## Data extract
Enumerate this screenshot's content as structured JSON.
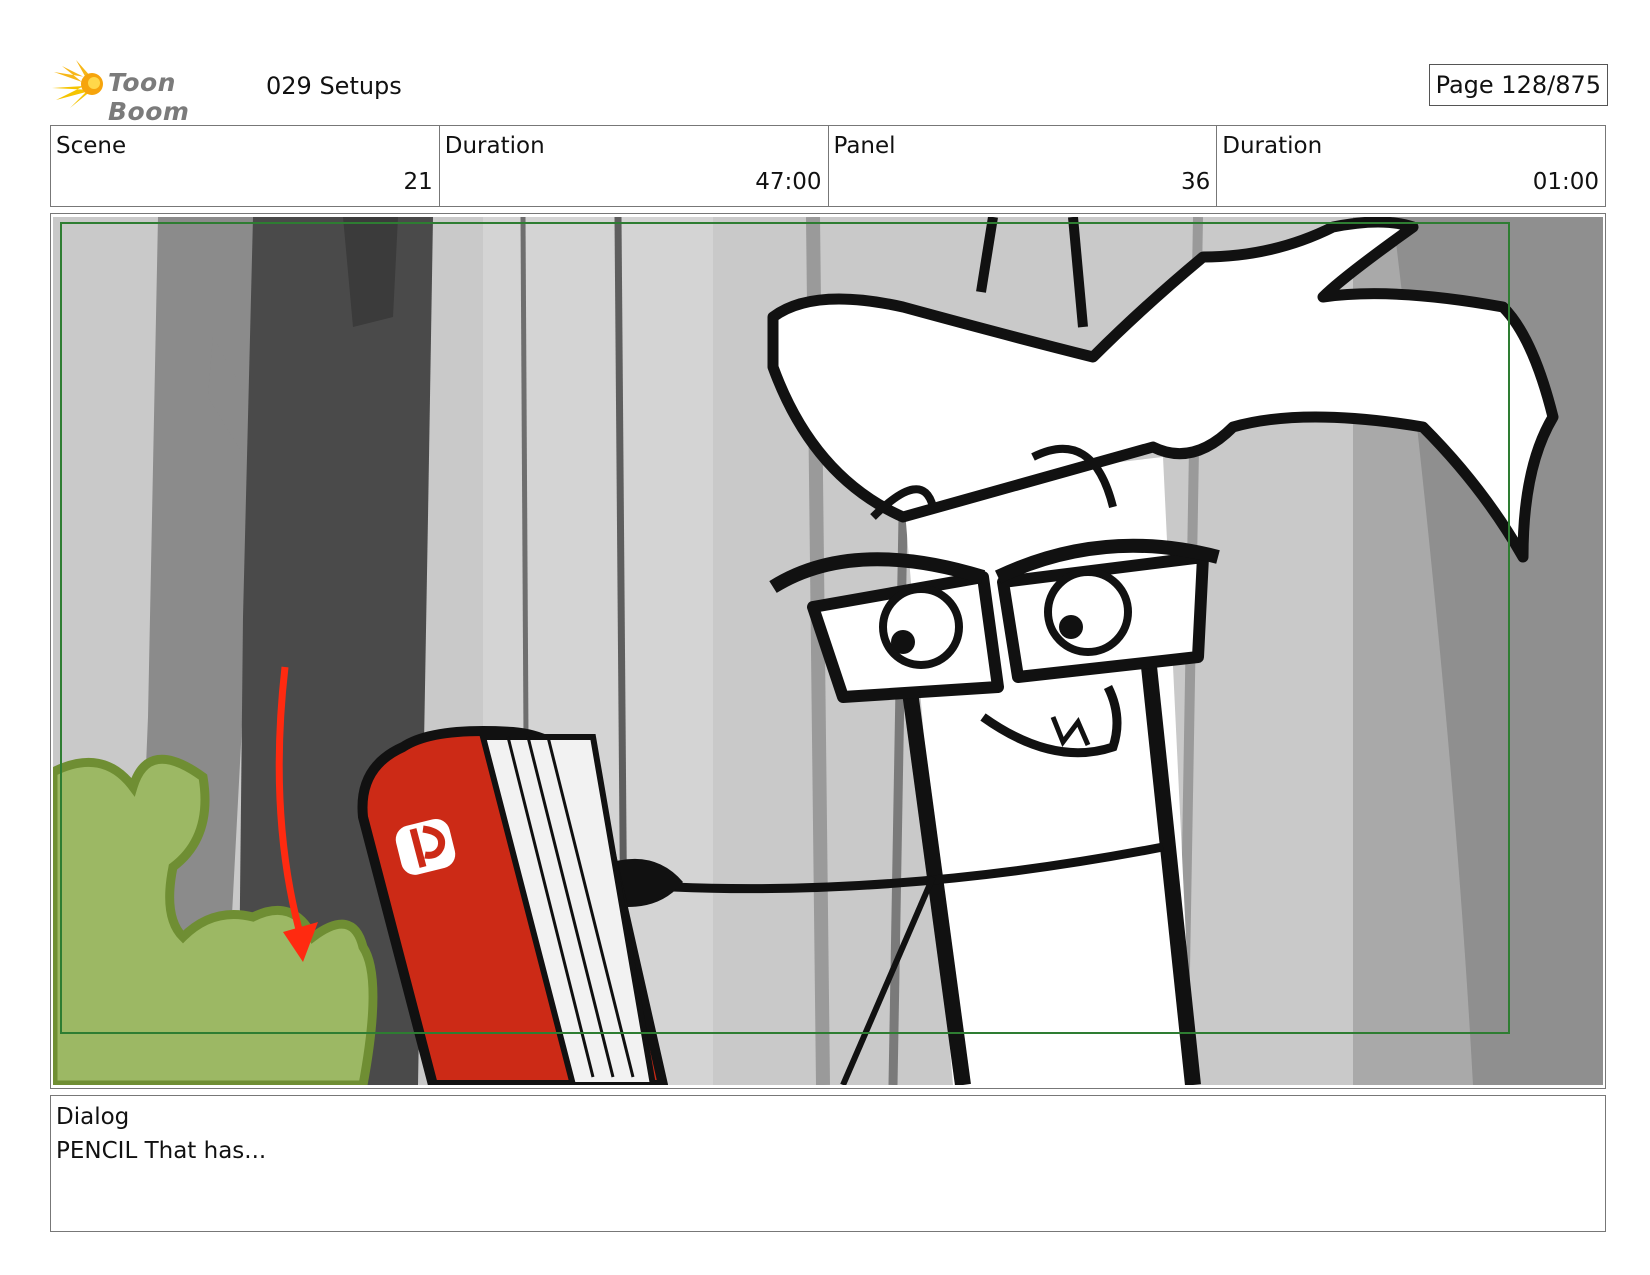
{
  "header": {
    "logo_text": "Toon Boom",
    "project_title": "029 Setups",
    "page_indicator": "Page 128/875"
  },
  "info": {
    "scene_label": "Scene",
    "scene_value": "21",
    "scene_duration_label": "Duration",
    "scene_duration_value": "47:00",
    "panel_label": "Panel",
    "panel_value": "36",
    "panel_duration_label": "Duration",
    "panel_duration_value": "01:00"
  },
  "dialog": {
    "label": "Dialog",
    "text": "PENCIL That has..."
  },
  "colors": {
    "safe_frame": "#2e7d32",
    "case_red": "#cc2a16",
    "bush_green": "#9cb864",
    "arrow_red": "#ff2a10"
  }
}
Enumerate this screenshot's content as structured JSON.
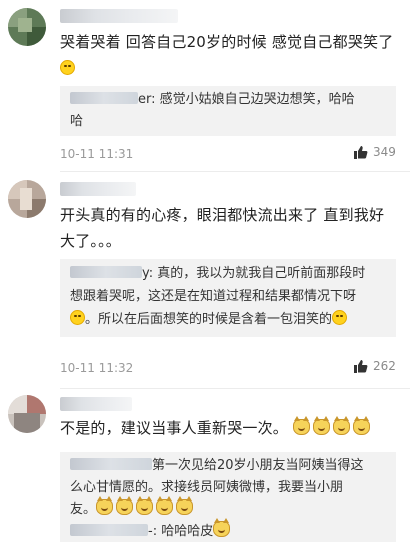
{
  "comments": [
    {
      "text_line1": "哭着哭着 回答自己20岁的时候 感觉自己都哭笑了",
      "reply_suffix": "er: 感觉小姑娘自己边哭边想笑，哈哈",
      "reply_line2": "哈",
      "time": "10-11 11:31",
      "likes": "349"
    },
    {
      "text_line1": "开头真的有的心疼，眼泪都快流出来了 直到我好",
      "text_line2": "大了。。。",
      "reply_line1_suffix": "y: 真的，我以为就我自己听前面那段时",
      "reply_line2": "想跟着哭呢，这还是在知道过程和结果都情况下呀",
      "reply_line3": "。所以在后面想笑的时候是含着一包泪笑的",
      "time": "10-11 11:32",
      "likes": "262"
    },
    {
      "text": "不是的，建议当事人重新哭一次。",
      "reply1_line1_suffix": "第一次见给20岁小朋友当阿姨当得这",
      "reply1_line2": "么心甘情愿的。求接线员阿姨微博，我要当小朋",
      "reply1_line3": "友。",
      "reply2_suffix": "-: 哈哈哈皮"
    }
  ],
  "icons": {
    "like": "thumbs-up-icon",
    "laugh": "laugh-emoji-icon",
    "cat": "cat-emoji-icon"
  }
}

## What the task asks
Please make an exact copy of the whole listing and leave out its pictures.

## Task answer
Enumerate this screenshot's content as structured JSON.
{
  "header": {
    "logo_text": "Toon Boom",
    "project_title": "029 Setups",
    "page_indicator": "Page 128/875"
  },
  "info": {
    "scene_label": "Scene",
    "scene_value": "21",
    "scene_duration_label": "Duration",
    "scene_duration_value": "47:00",
    "panel_label": "Panel",
    "panel_value": "36",
    "panel_duration_label": "Duration",
    "panel_duration_value": "01:00"
  },
  "dialog": {
    "label": "Dialog",
    "text": "PENCIL That has..."
  },
  "colors": {
    "safe_frame": "#2e7d32",
    "case_red": "#cc2a16",
    "bush_green": "#9cb864",
    "arrow_red": "#ff2a10"
  }
}
Enumerate this screenshot's content as structured JSON.
{
  "comments": [
    {
      "text_line1": "哭着哭着 回答自己20岁的时候 感觉自己都哭笑了",
      "reply_suffix": "er: 感觉小姑娘自己边哭边想笑，哈哈",
      "reply_line2": "哈",
      "time": "10-11 11:31",
      "likes": "349"
    },
    {
      "text_line1": "开头真的有的心疼，眼泪都快流出来了 直到我好",
      "text_line2": "大了。。。",
      "reply_line1_suffix": "y: 真的，我以为就我自己听前面那段时",
      "reply_line2": "想跟着哭呢，这还是在知道过程和结果都情况下呀",
      "reply_line3": "。所以在后面想笑的时候是含着一包泪笑的",
      "time": "10-11 11:32",
      "likes": "262"
    },
    {
      "text": "不是的，建议当事人重新哭一次。",
      "reply1_line1_suffix": "第一次见给20岁小朋友当阿姨当得这",
      "reply1_line2": "么心甘情愿的。求接线员阿姨微博，我要当小朋",
      "reply1_line3": "友。",
      "reply2_suffix": "-: 哈哈哈皮"
    }
  ],
  "icons": {
    "like": "thumbs-up-icon",
    "laugh": "laugh-emoji-icon",
    "cat": "cat-emoji-icon"
  }
}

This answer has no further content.